Gene Mills, head of the Louisiana Family Forum, hailed Feldman's decision. “This ruling confirms that the people of Louisiana – not the federal courts – have the constitutional right to decide how marriage is defined in this state,” Mills said in a statement, thanking Louisiana Attorney General Buddy Caldwell and his special counsel, Kyle Duncan and Mike Johnson, for a "job well done." Tony Perkins, the former state representative who now heads the Washington D.C.-based Family Research Council, also issued a statement of support: "We commend Judge Feldman for refraining from judicial activism and recognizing that Louisiana voters are free to uphold natural marriage in their state's public policy. He rightly declared that the Courts have no authority to unilaterally change the definition of our most fundamental social institution."
Feldman's 32-page ruling concluded:
The Court finds that Louisiana's definition of marriage as between one man and one woman and the limitation on recognition of same-sex marriages permitted by law in other states found in Article XII, Section 15 of the Louisiana Constitution and article 3520(B) of the Louisiana Civil Code do not infringe the guarantees of the Equal Protection and Due Process Clauses of the United States Constitution. The record reveals no material dispute: the defendants have shown that Louisiana's decision to neither permit nor recognize same-sex marriage, formed in the arena of the democratic process, is supported by a rational basis.21 The Court further finds that plaintiffs have failed to establish a genuine dispute regarding a First Amendment violation on this record. Accordingly, plaintiffs' motion for summary judgment is DENIED and defendants' motion for summary judgment is GRANTED.
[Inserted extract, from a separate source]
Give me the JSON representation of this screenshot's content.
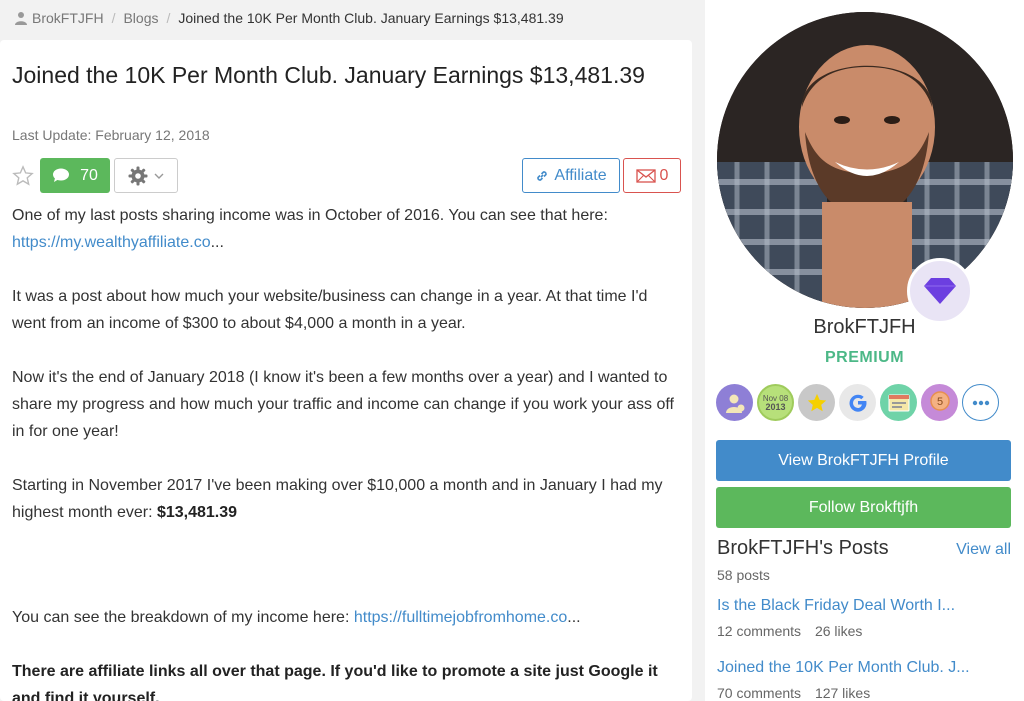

It was a major setback for those in favor of same-sex marriage, who had been buoyed recently by more than a dozen court rulings in their favor. Last year the U.S. Supreme Court, in the case of U.S. v. Windsor
, found that the then-current federal definition of “marriage” and “spouse” to apply only to opposite-sex couples violated due process, a ruling that had no effect on existing state laws but greatly broadened federal protections and rights for same-sex couples.
Louisiana politicians are split on same-sex marriage. Gov. Bobby Jindal and Sen. David Vitter, both Republicans, are staunch foes, while Sen. Mary Landrieu, a Democrat up for reelection in a red-trending state, has supported civil unions but for years shied away from the larger question of marriage. She stepped closer to the issue earlier this year, when she was one of only three Democratic senators not to endorse same-sex marriage. In a March statement, Landrieu said, “The people of Louisiana have made clear that marriage in our state is restricted to one man and one woman. While my personal views have evolved, I will support the outcome of Louisiana's recent vote.”
More recently, Mayor Mitch Landrieu came out in favor of same-sex marriage, adding his name to a list of hundreds of American mayors on the “Freedom to Marry” website.
Forum For Equality plans a rally this afternoon at 5:30 p.m. in Jackson Square to protest the decision, along with other groups including the ACLU of Louisiana, the Human Rights Campaign, the New Orleans LGBT Community Center and Parents and Friends of Lesbians and Gays.